- [WHAT NEEDS TO BE DONE] Write out the records again exactly and exclude the pictures.

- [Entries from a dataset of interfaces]
=====

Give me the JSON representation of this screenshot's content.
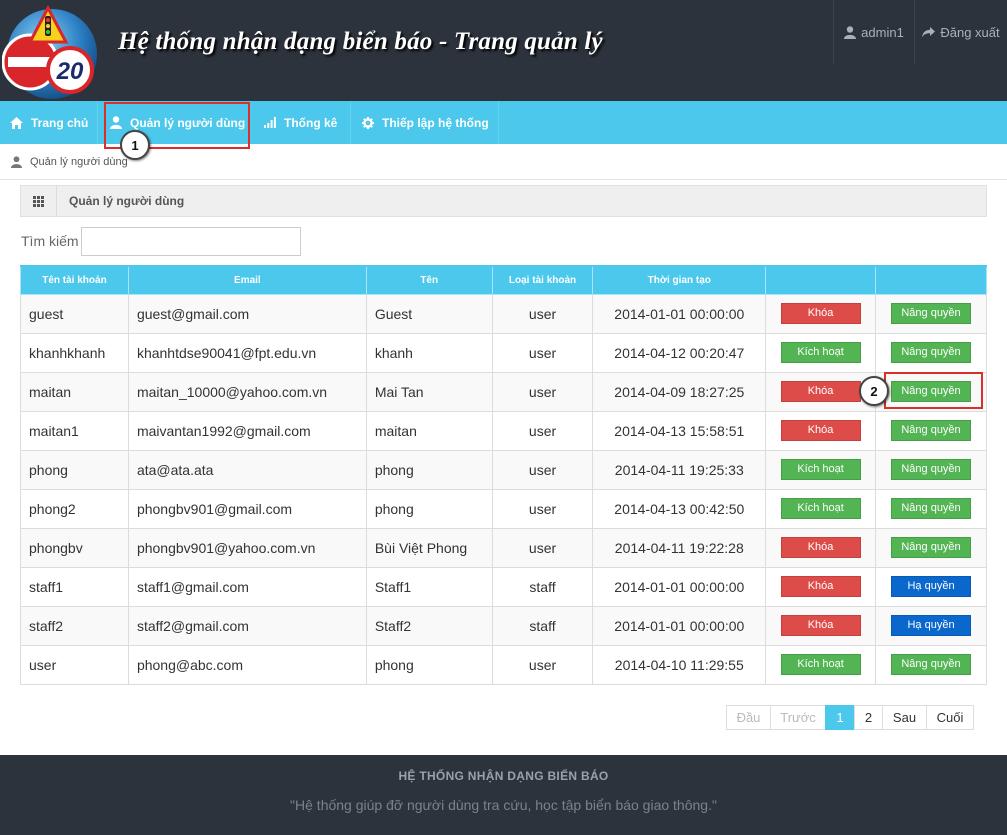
{
  "header": {
    "title": "Hệ thống nhận dạng biển báo - Trang quản lý",
    "logo_number": "20",
    "user_label": "admin1",
    "logout_label": "Đăng xuất"
  },
  "nav": {
    "items": [
      {
        "label": "Trang chủ",
        "icon": "home-icon"
      },
      {
        "label": "Quản lý người dùng",
        "icon": "user-icon"
      },
      {
        "label": "Thống kê",
        "icon": "signal-icon"
      },
      {
        "label": "Thiếp lập hệ thống",
        "icon": "gear-icon"
      }
    ]
  },
  "callouts": {
    "first": "1",
    "second": "2"
  },
  "breadcrumb": {
    "label": "Quản lý người dùng"
  },
  "panel": {
    "title": "Quản lý người dùng"
  },
  "search": {
    "label": "Tìm kiếm",
    "value": ""
  },
  "table": {
    "headers": [
      "Tên tài khoản",
      "Email",
      "Tên",
      "Loại tài khoản",
      "Thời gian tạo",
      "",
      ""
    ],
    "rows": [
      {
        "username": "guest",
        "email": "guest@gmail.com",
        "name": "Guest",
        "type": "user",
        "created": "2014-01-01 00:00:00",
        "lock": "Khóa",
        "lock_color": "red",
        "role": "Nâng quyền",
        "role_color": "green"
      },
      {
        "username": "khanhkhanh",
        "email": "khanhtdse90041@fpt.edu.vn",
        "name": "khanh",
        "type": "user",
        "created": "2014-04-12 00:20:47",
        "lock": "Kích hoạt",
        "lock_color": "green",
        "role": "Nâng quyền",
        "role_color": "green"
      },
      {
        "username": "maitan",
        "email": "maitan_10000@yahoo.com.vn",
        "name": "Mai Tan",
        "type": "user",
        "created": "2014-04-09 18:27:25",
        "lock": "Khóa",
        "lock_color": "red",
        "role": "Nâng quyền",
        "role_color": "green"
      },
      {
        "username": "maitan1",
        "email": "maivantan1992@gmail.com",
        "name": "maitan",
        "type": "user",
        "created": "2014-04-13 15:58:51",
        "lock": "Khóa",
        "lock_color": "red",
        "role": "Nâng quyền",
        "role_color": "green"
      },
      {
        "username": "phong",
        "email": "ata@ata.ata",
        "name": "phong",
        "type": "user",
        "created": "2014-04-11 19:25:33",
        "lock": "Kích hoạt",
        "lock_color": "green",
        "role": "Nâng quyền",
        "role_color": "green"
      },
      {
        "username": "phong2",
        "email": "phongbv901@gmail.com",
        "name": "phong",
        "type": "user",
        "created": "2014-04-13 00:42:50",
        "lock": "Kích hoạt",
        "lock_color": "green",
        "role": "Nâng quyền",
        "role_color": "green"
      },
      {
        "username": "phongbv",
        "email": "phongbv901@yahoo.com.vn",
        "name": "Bùi Việt Phong",
        "type": "user",
        "created": "2014-04-11 19:22:28",
        "lock": "Khóa",
        "lock_color": "red",
        "role": "Nâng quyền",
        "role_color": "green"
      },
      {
        "username": "staff1",
        "email": "staff1@gmail.com",
        "name": "Staff1",
        "type": "staff",
        "created": "2014-01-01 00:00:00",
        "lock": "Khóa",
        "lock_color": "red",
        "role": "Hạ quyền",
        "role_color": "blue"
      },
      {
        "username": "staff2",
        "email": "staff2@gmail.com",
        "name": "Staff2",
        "type": "staff",
        "created": "2014-01-01 00:00:00",
        "lock": "Khóa",
        "lock_color": "red",
        "role": "Hạ quyền",
        "role_color": "blue"
      },
      {
        "username": "user",
        "email": "phong@abc.com",
        "name": "phong",
        "type": "user",
        "created": "2014-04-10 11:29:55",
        "lock": "Kích hoạt",
        "lock_color": "green",
        "role": "Nâng quyền",
        "role_color": "green"
      }
    ]
  },
  "pagination": [
    {
      "label": "Đầu",
      "state": "disabled"
    },
    {
      "label": "Trước",
      "state": "disabled"
    },
    {
      "label": "1",
      "state": "active"
    },
    {
      "label": "2",
      "state": "normal"
    },
    {
      "label": "Sau",
      "state": "normal"
    },
    {
      "label": "Cuối",
      "state": "normal"
    }
  ],
  "footer": {
    "title": "HỆ THỐNG NHẬN DẠNG BIỂN BÁO",
    "description": "\"Hệ thống giúp đỡ người dùng tra cứu, học tập biển báo giao thông.\""
  },
  "colors": {
    "header_bg": "#2d333d",
    "accent": "#4bc8ec",
    "red": "#dd4c49",
    "green": "#52b453",
    "blue": "#0a68cd",
    "highlight": "#d9302c"
  }
}
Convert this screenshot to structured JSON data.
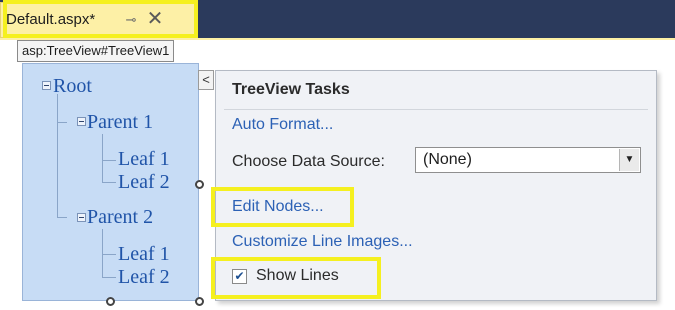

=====

- [ANSWER FOR THE TASK]
Give me the JSON representation of this screenshot's content.
{
  "header": {
    "title": "Hệ thống nhận dạng biển báo - Trang quản lý",
    "logo_number": "20",
    "user_label": "admin1",
    "logout_label": "Đăng xuất"
  },
  "nav": {
    "items": [
      {
        "label": "Trang chủ",
        "icon": "home-icon"
      },
      {
        "label": "Quản lý người dùng",
        "icon": "user-icon"
      },
      {
        "label": "Thống kê",
        "icon": "signal-icon"
      },
      {
        "label": "Thiếp lập hệ thống",
        "icon": "gear-icon"
      }
    ]
  },
  "callouts": {
    "first": "1",
    "second": "2"
  },
  "breadcrumb": {
    "label": "Quản lý người dùng"
  },
  "panel": {
    "title": "Quản lý người dùng"
  },
  "search": {
    "label": "Tìm kiếm",
    "value": ""
  },
  "table": {
    "headers": [
      "Tên tài khoản",
      "Email",
      "Tên",
      "Loại tài khoản",
      "Thời gian tạo",
      "",
      ""
    ],
    "rows": [
      {
        "username": "guest",
        "email": "guest@gmail.com",
        "name": "Guest",
        "type": "user",
        "created": "2014-01-01 00:00:00",
        "lock": "Khóa",
        "lock_color": "red",
        "role": "Nâng quyền",
        "role_color": "green"
      },
      {
        "username": "khanhkhanh",
        "email": "khanhtdse90041@fpt.edu.vn",
        "name": "khanh",
        "type": "user",
        "created": "2014-04-12 00:20:47",
        "lock": "Kích hoạt",
        "lock_color": "green",
        "role": "Nâng quyền",
        "role_color": "green"
      },
      {
        "username": "maitan",
        "email": "maitan_10000@yahoo.com.vn",
        "name": "Mai Tan",
        "type": "user",
        "created": "2014-04-09 18:27:25",
        "lock": "Khóa",
        "lock_color": "red",
        "role": "Nâng quyền",
        "role_color": "green"
      },
      {
        "username": "maitan1",
        "email": "maivantan1992@gmail.com",
        "name": "maitan",
        "type": "user",
        "created": "2014-04-13 15:58:51",
        "lock": "Khóa",
        "lock_color": "red",
        "role": "Nâng quyền",
        "role_color": "green"
      },
      {
        "username": "phong",
        "email": "ata@ata.ata",
        "name": "phong",
        "type": "user",
        "created": "2014-04-11 19:25:33",
        "lock": "Kích hoạt",
        "lock_color": "green",
        "role": "Nâng quyền",
        "role_color": "green"
      },
      {
        "username": "phong2",
        "email": "phongbv901@gmail.com",
        "name": "phong",
        "type": "user",
        "created": "2014-04-13 00:42:50",
        "lock": "Kích hoạt",
        "lock_color": "green",
        "role": "Nâng quyền",
        "role_color": "green"
      },
      {
        "username": "phongbv",
        "email": "phongbv901@yahoo.com.vn",
        "name": "Bùi Việt Phong",
        "type": "user",
        "created": "2014-04-11 19:22:28",
        "lock": "Khóa",
        "lock_color": "red",
        "role": "Nâng quyền",
        "role_color": "green"
      },
      {
        "username": "staff1",
        "email": "staff1@gmail.com",
        "name": "Staff1",
        "type": "staff",
        "created": "2014-01-01 00:00:00",
        "lock": "Khóa",
        "lock_color": "red",
        "role": "Hạ quyền",
        "role_color": "blue"
      },
      {
        "username": "staff2",
        "email": "staff2@gmail.com",
        "name": "Staff2",
        "type": "staff",
        "created": "2014-01-01 00:00:00",
        "lock": "Khóa",
        "lock_color": "red",
        "role": "Hạ quyền",
        "role_color": "blue"
      },
      {
        "username": "user",
        "email": "phong@abc.com",
        "name": "phong",
        "type": "user",
        "created": "2014-04-10 11:29:55",
        "lock": "Kích hoạt",
        "lock_color": "green",
        "role": "Nâng quyền",
        "role_color": "green"
      }
    ]
  },
  "pagination": [
    {
      "label": "Đầu",
      "state": "disabled"
    },
    {
      "label": "Trước",
      "state": "disabled"
    },
    {
      "label": "1",
      "state": "active"
    },
    {
      "label": "2",
      "state": "normal"
    },
    {
      "label": "Sau",
      "state": "normal"
    },
    {
      "label": "Cuối",
      "state": "normal"
    }
  ],
  "footer": {
    "title": "HỆ THỐNG NHẬN DẠNG BIỂN BÁO",
    "description": "\"Hệ thống giúp đỡ người dùng tra cứu, học tập biển báo giao thông.\""
  },
  "colors": {
    "header_bg": "#2d333d",
    "accent": "#4bc8ec",
    "red": "#dd4c49",
    "green": "#52b453",
    "blue": "#0a68cd",
    "highlight": "#d9302c"
  }
}
Convert this screenshot to structured JSON data.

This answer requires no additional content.